Wilson got pinch hitter Ross Gload to ground out to start the bottom of the ninth, but then walked Rollins to put the tying run on base. Polanco grounded into a fielder's choice to Uribe, who threw to second to force out Rollins. Utley then drew a walk, which put the winning run on first base. With a full count and the runners moving on the pitch, Wilson struck out Howard looking to end the game and send the Giants to their first World Series in eight years.

Composite line score[edit]

2010 NLCS (4–2): San Francisco Giants over Philadelphia Phillies

Team 1 2 3 4 5 6 7 8 9 R H E
San Francisco Giants 2 0 4 3 4 4 0 1 1 19 48 3
Philadelphia Phillies 3 0 4 0 5 2 4 1 1 20 41 4
Total attendance: 268,638   Average attendance: 44,773

Broadcasting[edit]

Fox televised the NLCS in the United States, with Joe Buck providing play-by-play and Tim McCarver as commentator. Every pitch of 2010 NLCS was also broadcast on ESPN Radio with Dan Shulman (play-by-play) and Dave Campbell (color commentator). The series did not air in Cablevision homes after News Corporation, Fox's parent company, pulled station WTXF on October 16 as the result of a carriage dispute with Cablevision.[9]

Notes[edit]

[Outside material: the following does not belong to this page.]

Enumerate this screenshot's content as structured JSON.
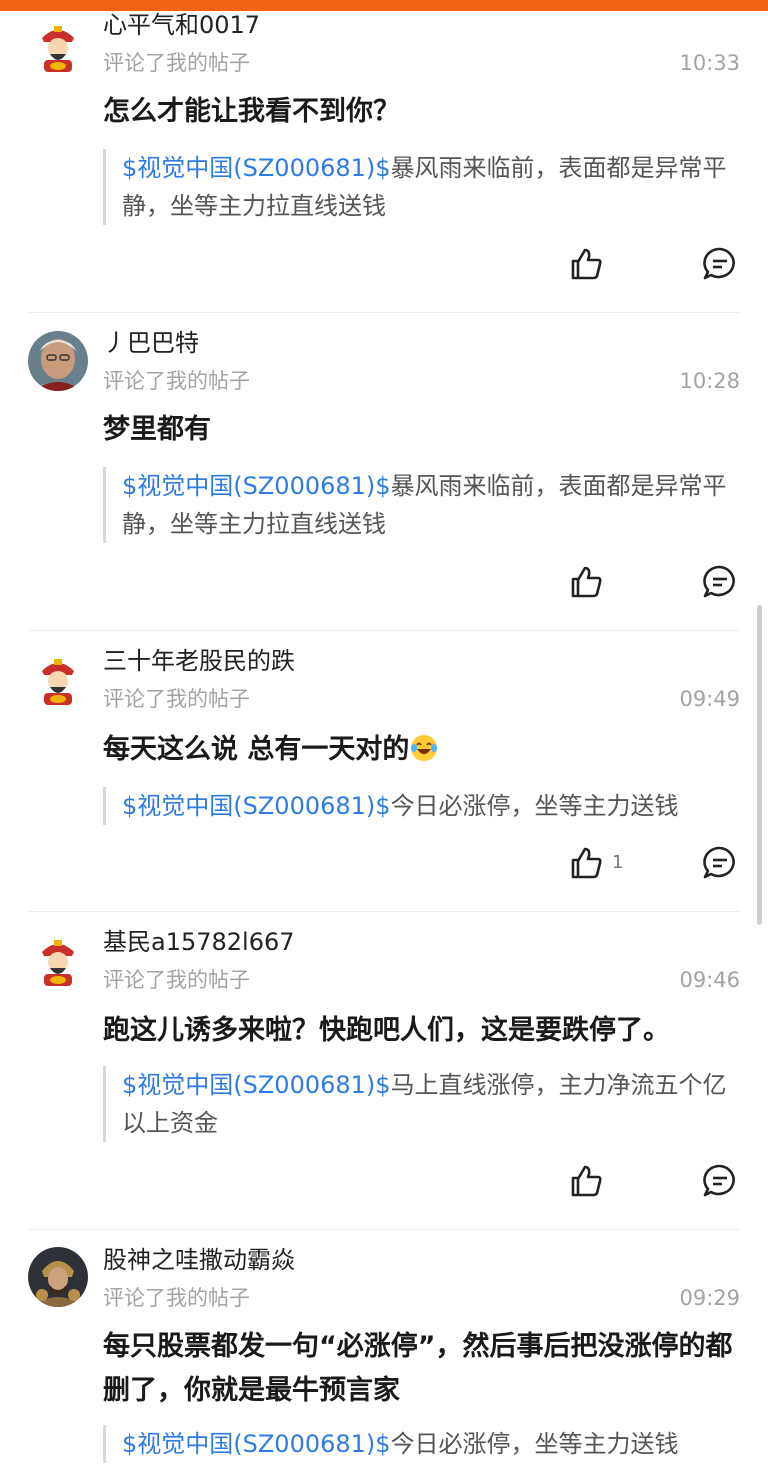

  1. ^ McTaggart, Brian (October 14, 2010). "Umpiring crews announced for LCS". MLB.com. Retrieved $1 $2.  Check date values in: |date=, |accessdate= (help)
  2. ^ "Boxscore:San Francisco vs. Philadelphia - October 16, 2010". MLB.com. October 16, 2010. Archived from the original on October 20, 2010. Retrieved $1 $2.  Check date values in: |date=, |archivedate=, |accessdate= (help)
  3. ^ "Boxscore:San Francisco vs. Philadelphia - October 17, 2010". MLB.com. October 17, 2010. Archived from the original on October 21, 2010. Retrieved $1 $2.  Check date values in: |date=, |archivedate=, |accessdate= (help)
  4. ^ "Boxscore:Philadelphia vs. San Francisco - October 19, 2010". MLB.com. October 19, 2010. Archived from the original on October 22, 2010. Retrieved $1 $2.  Check date values in: |date=, |archivedate=, |accessdate= (help)
  5. ^ "Boxscore:Philadelphia vs. San Francisco - October 20, 2010". MLB.com. October 20, 2010. Archived from the original on October 24, 2010. Retrieved $1 $2.  Check date values in: |date=, |archivedate=, |accessdate= (help)
  6. ^ "Boxscore:Philadelphia vs. San Francisco - October 21, 2010". MLB.com. October 21, 2010. Archived from the original on October 24, 2010. Retrieved $1 $2.  Check date values in: |date=, |archivedate=, |accessdate= (help)
  7. ^ "Boxscore:San Francisco vs. Philadelphia - October 23, 2010". MLB.com. October 23, 2010. Archived from the original on October 27, 2010. Retrieved $1 $2.  Check date values in: |date=, |archivedate=, |accessdate= (help)
  8. ^ "Phillies' wild three-run third". MLB.com. October 21, 2010. Retrieved October 22, 2010. 
  9. ^ Gross, Samantha (October 16, 2010). "Fox, Cablevision suspend negotiations over dispute". Yahoo! Finance. Associated Press. Retrieved October 16, 2010. 

External links[edit]